In fact, the latest Cube 755 encoder ($1,790) offers even more functionality. It supports the H.265 standard for extra video compression at bit rates up to 30 Megabits per second. This device produces professional broadcast quality from a mobile encoder.
Teradek Feature2 Recap:
- Small, portable hardware encoders
- Cellular bonding for true mobile live streaming in HD-quality
- Companion iOS app allows remote configuration and monitoring
- Tools to add scoreboard and graphics in real-time
If you want a Wirecast alternative that is robust and can provide you with high-quality streams, Teradek is a good hardware encoder alternative.
2. Videon Hardware Encoder
Videon is an audiovisual services company that offers a wide range of products and services, which includes a number of hardware encoders.
Their offerings include the Verastreamer and the Edgecaster. These professional-grade encoders accept the HDMI source. They also deliver highly reliable live streams at up to 4k full HD resolution and 60 frames per second.

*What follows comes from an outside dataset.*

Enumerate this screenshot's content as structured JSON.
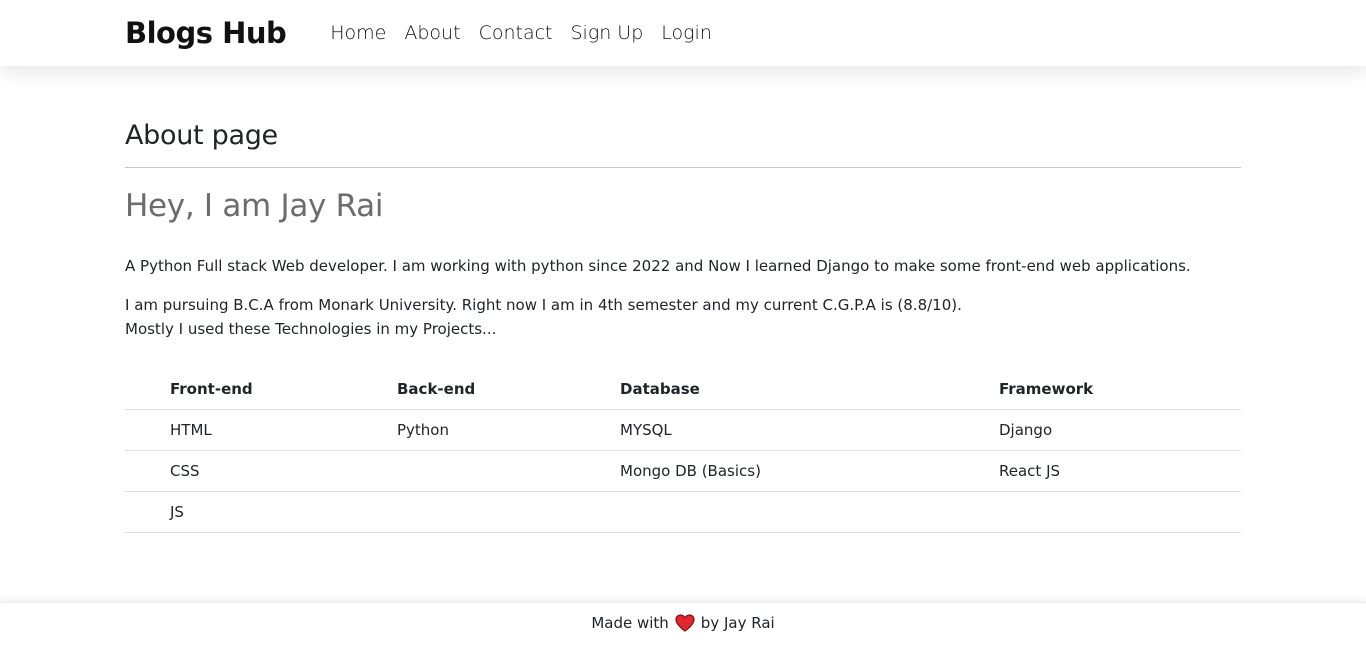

Encoders by Videon have great direct integration with Dacast via our API. This makes setting up their encoders incredibly easy when you’re using the Dacast online video platform.
Videon Features Recap:
- Very expensive
- Powerful hardware encoder
- Direct integration with Dacast
- High resolution
Videon is a solid hardware encoder alternative to Wirecast, as both offer the ability for broadcasting live streams up to 4K resolution.
Shopping around for encoding software for live streaming can be a daunting task. There are so many great options to choose from with such a wide variety of features. Our best advice for choosing the best encoder is to outline your broadcasting goals and identify which features you need. Determine your budget, and work from there.
Haven’t tested your encoder with Dacast yet? You can start now by signing up for our 14-day free trial (no credit card required). Try out our streaming solutions for yourself, by clicking the button below:
We also welcome questions in the chat section, below, and we will get back to you. For regular tips and exclusive offers for live streaming, feel free to join our LinkedIn group. Thanks for reading and happy broadcasting!